the golden hour show

Poster from The Golden Hour at The Forest Cafe, Edinburgh

I have just about recovered from my little jaunt up to Scotland – first time I have left Hackney in ages!

Above is the poster from ‘The Golden Hour’, the night I played in Edinburgh, and there was a lady called Julia Sanches in the audience who took some pretty good snaps:

Ryan Van Winkle introducing Robin Grey at The Forest Cafe in Edinburgh

Robin Grey playing at The Golden Hour, The Forest Cafe, Edinburgh Robin Grey playing at The Golden Hour, The Forest Cafe, Edinburgh Robin Grey playing at The Golden Hour, The Forest Cafe, Edinburgh

you can see the full album on her flickr account here –

camden new journal preview


I did a show in Islington on Monday and was chuffed to find out a nice preview piece had been written in the Camden New Journal – so I am now the proud owner of a nice old fashioned press clipping which says…

“The poetic mastery of Grey’s anti-folk tales is a joy to behold.”

…definately one to post to my Grandma!

Full piece can be found here –

catching the waves review


Last week my album ‘Only The Missile’ received an enthusiastic and insightful review on creative commons music blog Catching The Waves. I have reposted a slightly trimmed review below, if you’d like to read the original in all its full glory please click on the following link:


“Only The Missile is a 10-track album that will appeal to lovers of Leonard Cohen, folk music, introspection, pointed lyrics and open hearts.

The album’s transparent mix warms the listener’s ears while giving centre stage to the understated vocals although Robin can be feisty as well as fluffy. Take ‘The Last Time I Saw David’, an unflinching tale about overcoming religious hypocrisy to reach an atheistic/agnostic state of mind, ensures that Robin will not be booking a gig in America’s Bible Belt any time soon. It’s refreshing to hear a heartfelt song that isn’t all: “I wuv ‘oo; ‘oo wuv me.”

Then there’s the soothing lullaby of The Finchley Waltz (play it to any baby and watch them drop off), a quintessentially English response to the terrorist bombings in London on 7/7:

“I daydreamed for hours in the traffic jam
As the good guys and the bad guys stopped play”

I could recommend any track, but I’ll be unoriginal and suggest the opener These Days, an uptempo mandolin and banjo-laden number with a paradoxically slow but optimistic chorus that will get you singing in the bath and, if you’ve suffered because of the credit crunch, because you’ve taken a bath.*

The title track is a toe-tapper with some wailing harmonica – do harmonicas ever do anything else but wail? – and Your Man is another in a seemingly endless supply of huggable love songs. Swan Song and Five (featuring some very welcome ethnic percussion – bongos, tablas, that sort of thing) bring things to a dreamy close – they’re the aural equivalent of a favourite jumper.

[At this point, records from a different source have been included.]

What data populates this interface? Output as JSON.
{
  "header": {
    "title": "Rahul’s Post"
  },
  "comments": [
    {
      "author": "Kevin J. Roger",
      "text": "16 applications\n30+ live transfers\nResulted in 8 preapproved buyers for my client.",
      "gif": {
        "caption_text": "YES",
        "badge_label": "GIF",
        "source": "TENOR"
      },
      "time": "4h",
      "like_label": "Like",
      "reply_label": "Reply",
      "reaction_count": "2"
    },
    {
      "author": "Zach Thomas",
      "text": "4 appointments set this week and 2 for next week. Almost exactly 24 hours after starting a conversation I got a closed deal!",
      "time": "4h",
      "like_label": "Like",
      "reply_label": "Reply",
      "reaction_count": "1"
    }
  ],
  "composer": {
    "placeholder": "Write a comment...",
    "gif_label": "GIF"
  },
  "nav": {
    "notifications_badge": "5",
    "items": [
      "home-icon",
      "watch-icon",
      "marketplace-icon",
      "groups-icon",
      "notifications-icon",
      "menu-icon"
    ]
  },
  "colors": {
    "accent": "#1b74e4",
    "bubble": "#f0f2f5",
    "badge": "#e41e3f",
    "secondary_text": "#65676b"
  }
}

Goodness, what a lovely album. It never ceases to amaze me at what talent is lurking in the darker corners of the net. Please think about sending him a little cash, or, failing that, bake him a cake. He likes cake. A lot. Finally, if I may venture a little advice to Mr Grey: tuck your shirt in, young man. This is the internet – we have standards.”